Work required
Whenever a line in the records below contains "smoke", pick it out.
Source data Block Start
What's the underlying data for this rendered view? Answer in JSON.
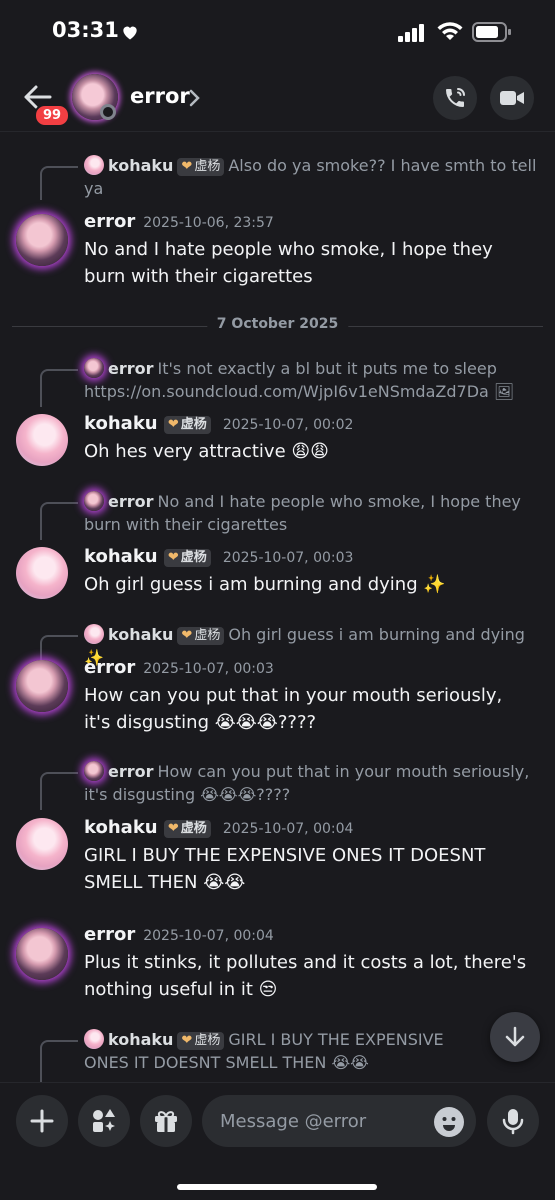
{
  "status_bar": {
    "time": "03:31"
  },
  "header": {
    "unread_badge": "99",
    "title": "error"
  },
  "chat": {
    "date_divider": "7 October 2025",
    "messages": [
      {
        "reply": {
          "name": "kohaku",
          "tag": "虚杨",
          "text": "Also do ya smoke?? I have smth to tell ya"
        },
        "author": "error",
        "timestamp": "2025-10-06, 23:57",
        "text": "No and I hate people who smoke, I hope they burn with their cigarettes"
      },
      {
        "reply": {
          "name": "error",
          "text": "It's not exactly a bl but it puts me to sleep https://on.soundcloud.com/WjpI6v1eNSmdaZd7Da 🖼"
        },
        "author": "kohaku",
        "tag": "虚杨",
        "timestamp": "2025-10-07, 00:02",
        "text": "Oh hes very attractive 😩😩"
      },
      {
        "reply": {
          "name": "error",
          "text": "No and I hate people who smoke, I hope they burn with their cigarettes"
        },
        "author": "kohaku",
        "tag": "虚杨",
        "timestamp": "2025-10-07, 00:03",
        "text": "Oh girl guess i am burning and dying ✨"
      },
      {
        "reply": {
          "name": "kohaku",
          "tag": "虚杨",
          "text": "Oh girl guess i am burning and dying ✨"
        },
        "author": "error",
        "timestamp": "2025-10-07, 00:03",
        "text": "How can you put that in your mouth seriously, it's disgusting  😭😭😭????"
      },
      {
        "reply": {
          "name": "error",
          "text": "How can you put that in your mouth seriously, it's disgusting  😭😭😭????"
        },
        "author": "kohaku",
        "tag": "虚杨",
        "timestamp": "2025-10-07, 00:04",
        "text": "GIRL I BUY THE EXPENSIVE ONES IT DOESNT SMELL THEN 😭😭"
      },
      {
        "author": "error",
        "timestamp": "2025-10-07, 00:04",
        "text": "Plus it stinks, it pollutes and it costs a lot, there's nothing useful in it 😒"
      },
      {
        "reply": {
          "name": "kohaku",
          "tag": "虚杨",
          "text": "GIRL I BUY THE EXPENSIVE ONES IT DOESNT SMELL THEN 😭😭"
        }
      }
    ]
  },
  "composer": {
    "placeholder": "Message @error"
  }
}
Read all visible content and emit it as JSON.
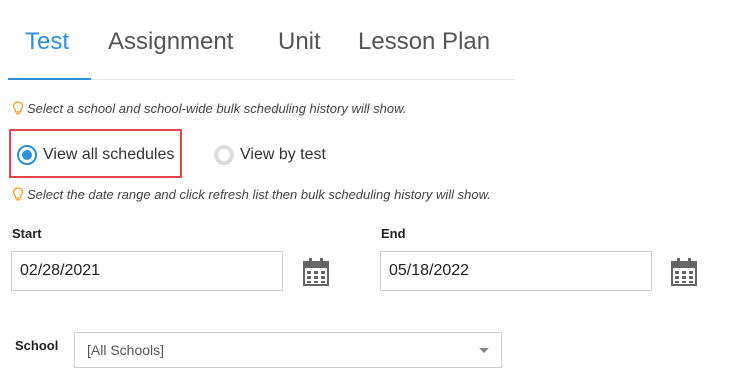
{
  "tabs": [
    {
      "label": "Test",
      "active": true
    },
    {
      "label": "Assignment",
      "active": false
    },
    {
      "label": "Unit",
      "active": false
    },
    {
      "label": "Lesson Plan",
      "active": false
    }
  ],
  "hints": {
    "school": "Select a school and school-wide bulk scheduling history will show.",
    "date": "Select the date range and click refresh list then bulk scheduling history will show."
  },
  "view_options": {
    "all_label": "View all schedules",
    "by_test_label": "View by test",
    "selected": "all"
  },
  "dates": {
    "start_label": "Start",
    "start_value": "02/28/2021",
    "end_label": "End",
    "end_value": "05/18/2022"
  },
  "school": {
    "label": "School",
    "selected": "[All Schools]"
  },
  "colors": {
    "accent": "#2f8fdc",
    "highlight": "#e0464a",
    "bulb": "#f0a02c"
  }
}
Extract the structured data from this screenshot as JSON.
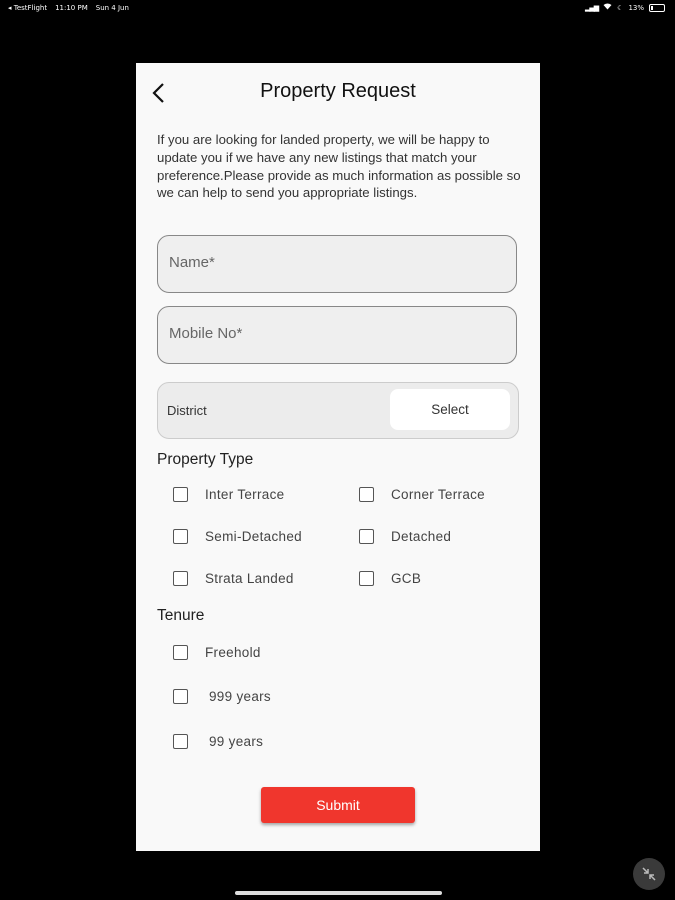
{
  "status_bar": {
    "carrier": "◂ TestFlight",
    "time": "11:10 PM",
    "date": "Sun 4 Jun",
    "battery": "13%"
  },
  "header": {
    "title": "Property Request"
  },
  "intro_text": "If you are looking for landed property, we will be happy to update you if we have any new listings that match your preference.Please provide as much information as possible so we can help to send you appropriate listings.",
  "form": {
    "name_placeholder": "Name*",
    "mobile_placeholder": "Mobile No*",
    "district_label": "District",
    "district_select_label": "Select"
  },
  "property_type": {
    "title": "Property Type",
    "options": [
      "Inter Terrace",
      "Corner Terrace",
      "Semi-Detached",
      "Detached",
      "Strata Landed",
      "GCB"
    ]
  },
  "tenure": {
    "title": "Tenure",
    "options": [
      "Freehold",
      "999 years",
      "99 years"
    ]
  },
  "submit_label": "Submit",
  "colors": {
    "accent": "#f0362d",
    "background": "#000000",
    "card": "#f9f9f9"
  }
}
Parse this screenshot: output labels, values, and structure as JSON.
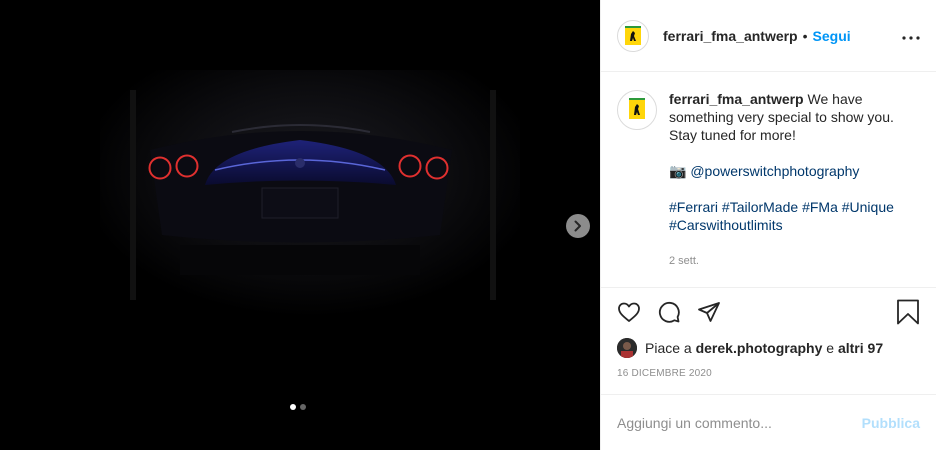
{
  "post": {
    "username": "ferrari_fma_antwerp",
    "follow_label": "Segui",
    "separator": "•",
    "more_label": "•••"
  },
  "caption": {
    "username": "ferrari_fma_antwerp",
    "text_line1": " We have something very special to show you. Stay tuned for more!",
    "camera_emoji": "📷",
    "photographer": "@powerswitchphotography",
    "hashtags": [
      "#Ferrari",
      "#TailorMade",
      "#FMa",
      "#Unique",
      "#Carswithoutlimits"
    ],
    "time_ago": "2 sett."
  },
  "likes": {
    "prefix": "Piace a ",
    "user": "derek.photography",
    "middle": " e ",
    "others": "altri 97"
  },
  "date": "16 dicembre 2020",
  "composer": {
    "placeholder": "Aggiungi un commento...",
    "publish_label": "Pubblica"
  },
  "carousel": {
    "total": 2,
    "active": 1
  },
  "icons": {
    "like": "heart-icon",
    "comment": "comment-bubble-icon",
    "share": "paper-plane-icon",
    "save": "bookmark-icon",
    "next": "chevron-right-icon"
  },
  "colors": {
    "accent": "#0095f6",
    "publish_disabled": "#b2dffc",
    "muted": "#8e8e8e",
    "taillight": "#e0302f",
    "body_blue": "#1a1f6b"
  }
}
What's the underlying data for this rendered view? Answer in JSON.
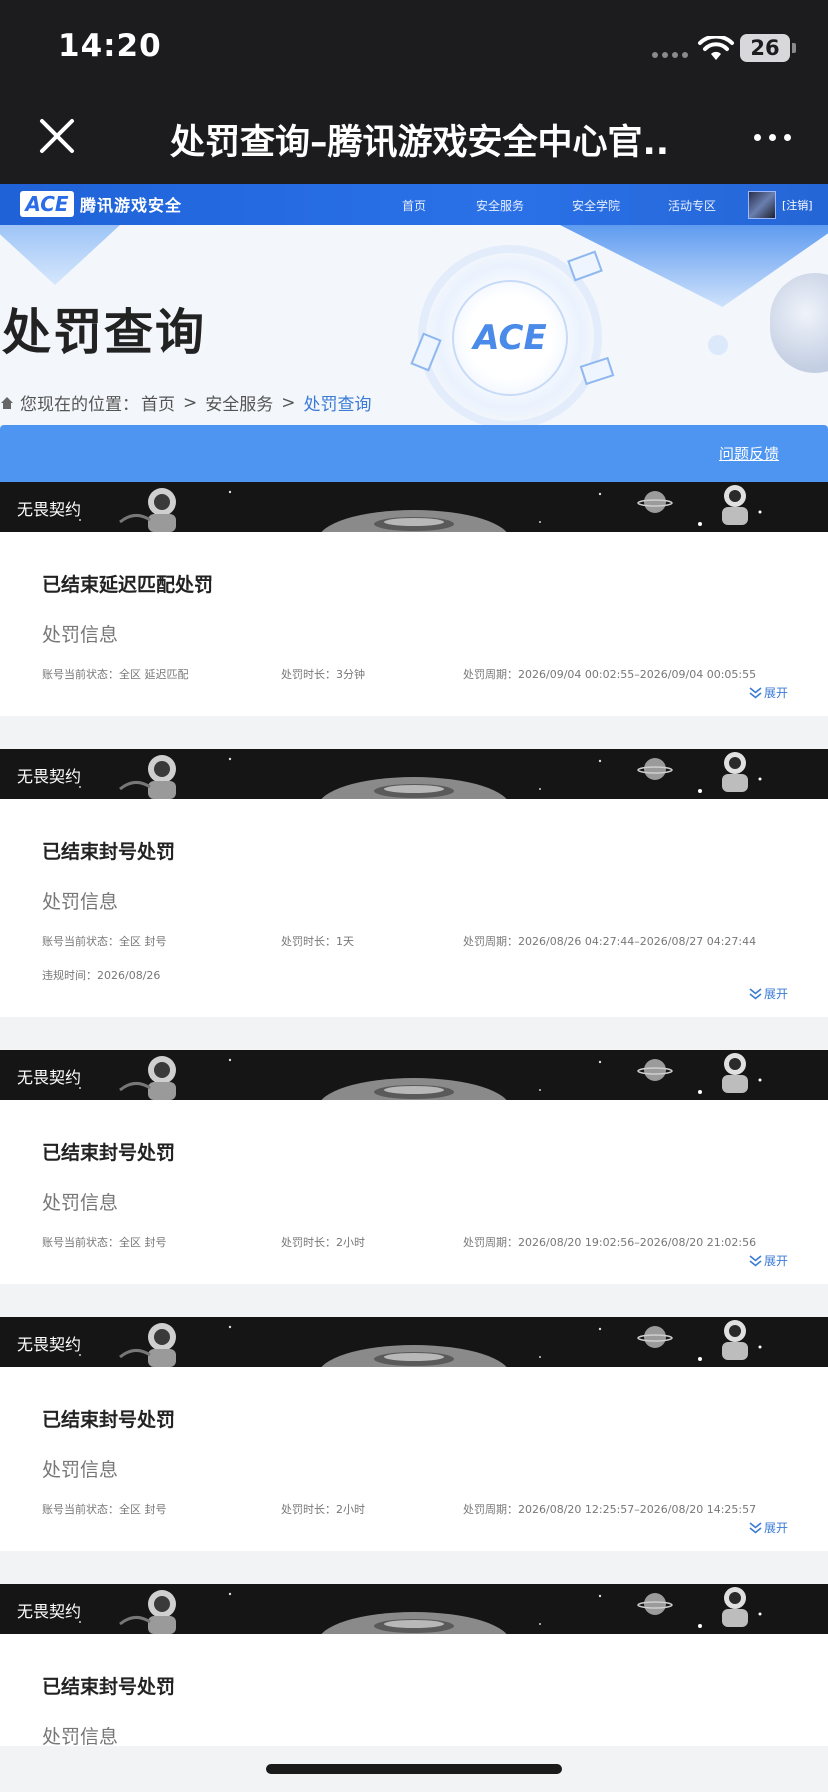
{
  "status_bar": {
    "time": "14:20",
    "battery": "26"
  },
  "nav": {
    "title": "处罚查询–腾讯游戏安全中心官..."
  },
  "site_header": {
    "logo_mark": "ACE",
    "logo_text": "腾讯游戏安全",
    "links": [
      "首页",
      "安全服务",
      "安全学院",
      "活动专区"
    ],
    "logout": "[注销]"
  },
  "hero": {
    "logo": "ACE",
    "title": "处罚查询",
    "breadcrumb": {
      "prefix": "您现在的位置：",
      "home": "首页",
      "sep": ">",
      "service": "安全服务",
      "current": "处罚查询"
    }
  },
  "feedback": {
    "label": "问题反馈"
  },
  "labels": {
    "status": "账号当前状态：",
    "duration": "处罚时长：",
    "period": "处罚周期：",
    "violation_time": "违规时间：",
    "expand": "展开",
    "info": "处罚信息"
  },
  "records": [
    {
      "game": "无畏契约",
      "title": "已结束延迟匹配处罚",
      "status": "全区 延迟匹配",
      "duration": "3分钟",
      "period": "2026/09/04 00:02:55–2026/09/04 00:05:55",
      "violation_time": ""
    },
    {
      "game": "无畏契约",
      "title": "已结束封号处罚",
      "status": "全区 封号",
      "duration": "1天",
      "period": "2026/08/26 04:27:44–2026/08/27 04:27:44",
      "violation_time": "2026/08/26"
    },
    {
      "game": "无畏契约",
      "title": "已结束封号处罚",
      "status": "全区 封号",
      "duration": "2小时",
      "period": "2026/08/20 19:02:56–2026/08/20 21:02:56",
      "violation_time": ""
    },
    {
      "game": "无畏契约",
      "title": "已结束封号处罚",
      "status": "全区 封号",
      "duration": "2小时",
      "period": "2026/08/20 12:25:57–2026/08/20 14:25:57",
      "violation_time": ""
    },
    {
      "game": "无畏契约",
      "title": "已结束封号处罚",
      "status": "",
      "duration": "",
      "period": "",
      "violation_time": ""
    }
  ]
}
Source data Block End
Answer space
          "text": "Also do ya smoke?? I have smth to tell ya"
        "text": "No and I hate people who smoke, I hope they burn with their cigarettes"
          "text": "No and I hate people who smoke, I hope they burn with their cigarettes"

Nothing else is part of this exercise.